e...@ieee.org (Eric Jacobsen) wrote in message news:<3...@news.earthlink.net>... > On 20 Jul 2003 10:11:44 +1000, p...@remove.ieee.org (Peter J. > Kootsookos) wrote: > > >e...@ieee.org (Eric Jacobsen) writes: > > > >> I always have this struggle with my love-hate relationship with > >> matlab. Being able to do things like you've illustrated make it nice > >> to work with, but there are so many other things I really dislike > >> about it. We're in the middle of transitioning almost all of our > >> sims to C (after years of me threatening to do so), but I know I'll > >> miss this sort of thing. > > > >I had an occassion where I was working with a really good coder. He > >understood how to take C code and vectorise it into matlab with > >minimal performance hit.

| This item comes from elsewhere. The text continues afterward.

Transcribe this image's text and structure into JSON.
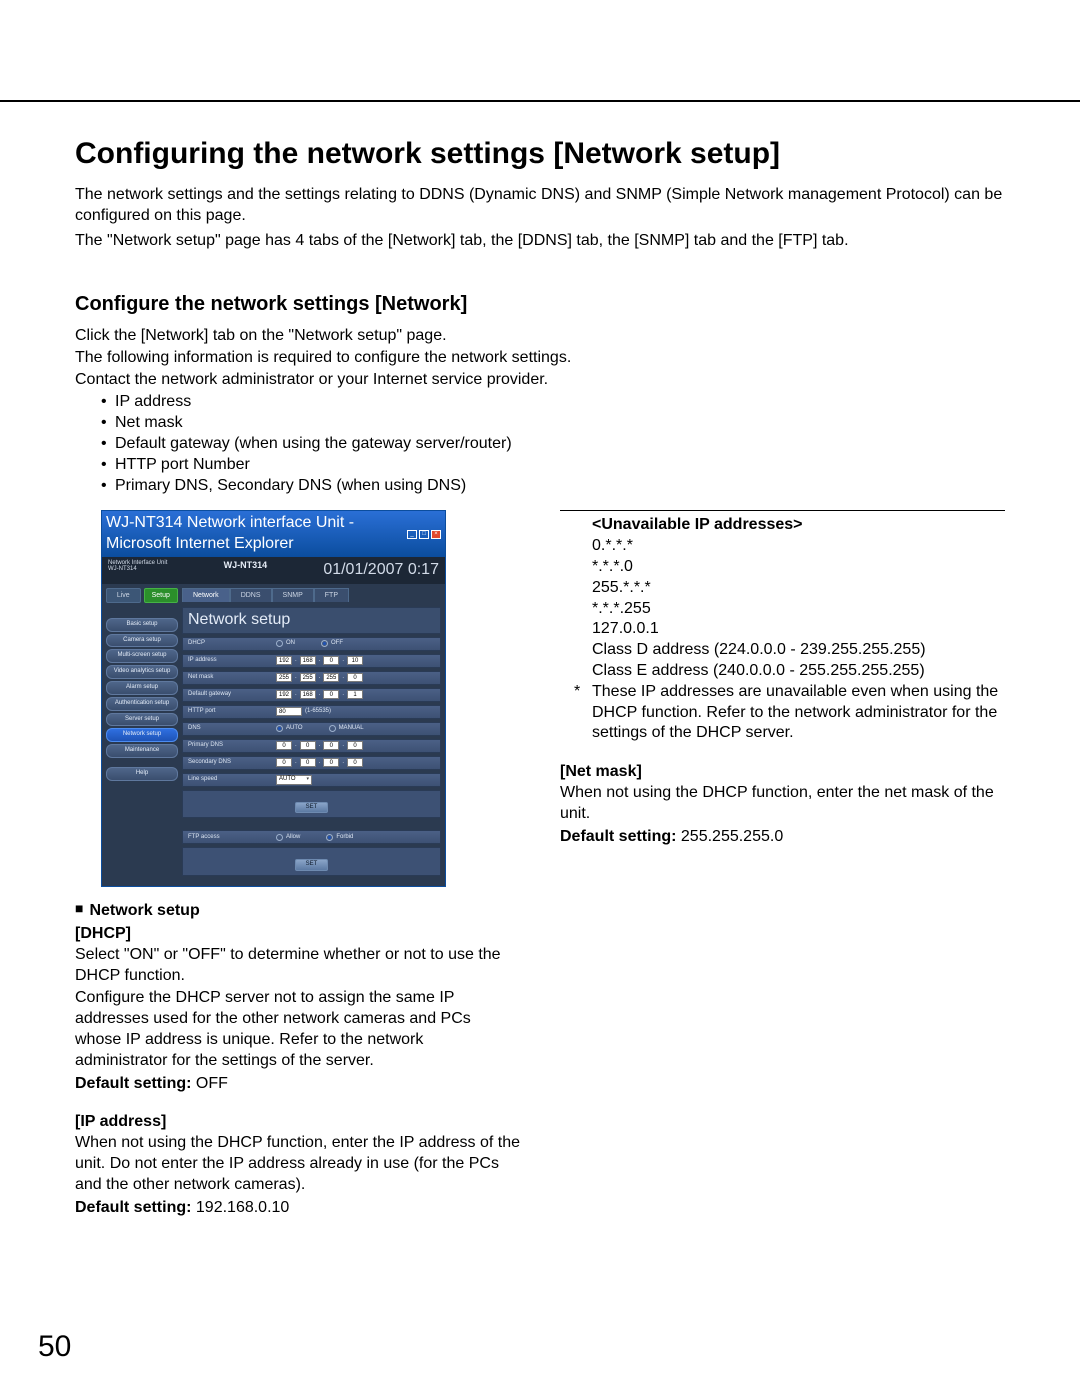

At one stage, he had some C code to > >vectorise and, due to the incredible silly way the C code was written, > >his matlab implementation was 3 times faster. > > > >We tweaked the algorithm a little and he re-coded it in C from scratch. > > > >THe final C code ran 9 times faster than the original C code with > >slightly better performance. I don't understand? Do you measure performance in other units than speed? > >That experience has always made me think (when people complain about > >matlab's [lack of] speed) that they should look at their code first. > > > >Ciao, > > > >Peter K. > > Absolutely. Writing fast Matlab requires good coding skills, though, > and an understanding of what makes things fast or inefficient. > Someone who can write fast Matlab code can usually write must faster C > code. That's a little obvious, I guess, but it's one of the things > we're up against. > > We have a pretty large, computationally intensive Matlab suite that > we're in the middle of wringing out. The coder was complaining it was > taking about seven hours to generate a single output point (on a > 1.2GHz P4). I was given an overview of the code architecture and > then suggested some changes. I'm told those changes provided an > improvement of about 10x! > > Matlab can be pretty fast, C can be faster, but either is highly > dependant on the skill of the coder. What C is concerned, performance does definately depend on the skill of the coder. Matters are somewhat more complex with matlab. The problem is (was) that matlab is based on computation primitives that are (were) optimized for operations on 1D or 2D arrays. As long as the operation can be expressed in terms of available primitives that work on arrays of dimensions not larger than 2, matlab code can be "vectorized" to give way better performance that code with explicit, naive control loops. So if the code requires nested "for to do" loops in three or more levels, C code runs significantly faster than matlab. I had a little loop that demonstrated the difference, that I posted here a few months ago. The naive for-to-do code ran some 40 times slower than the "vectorized" version. Somebody made me aware that the performance had been significantly improved in the last releases of matlab (Matlab 6.5 and higher). There are a few other issues as well, as code interpreters vs compilers, copying arguments to and from functions vs refernce-by-pointer, but matlab is, all in all, a quick'n dirty prototyping tool where ease of use (from a programmer's point of view) has been achieved at the cost of a severe penalty in run-time perfomance and code "maintainability". The "lab" in "matlab" is there for a reason. Rune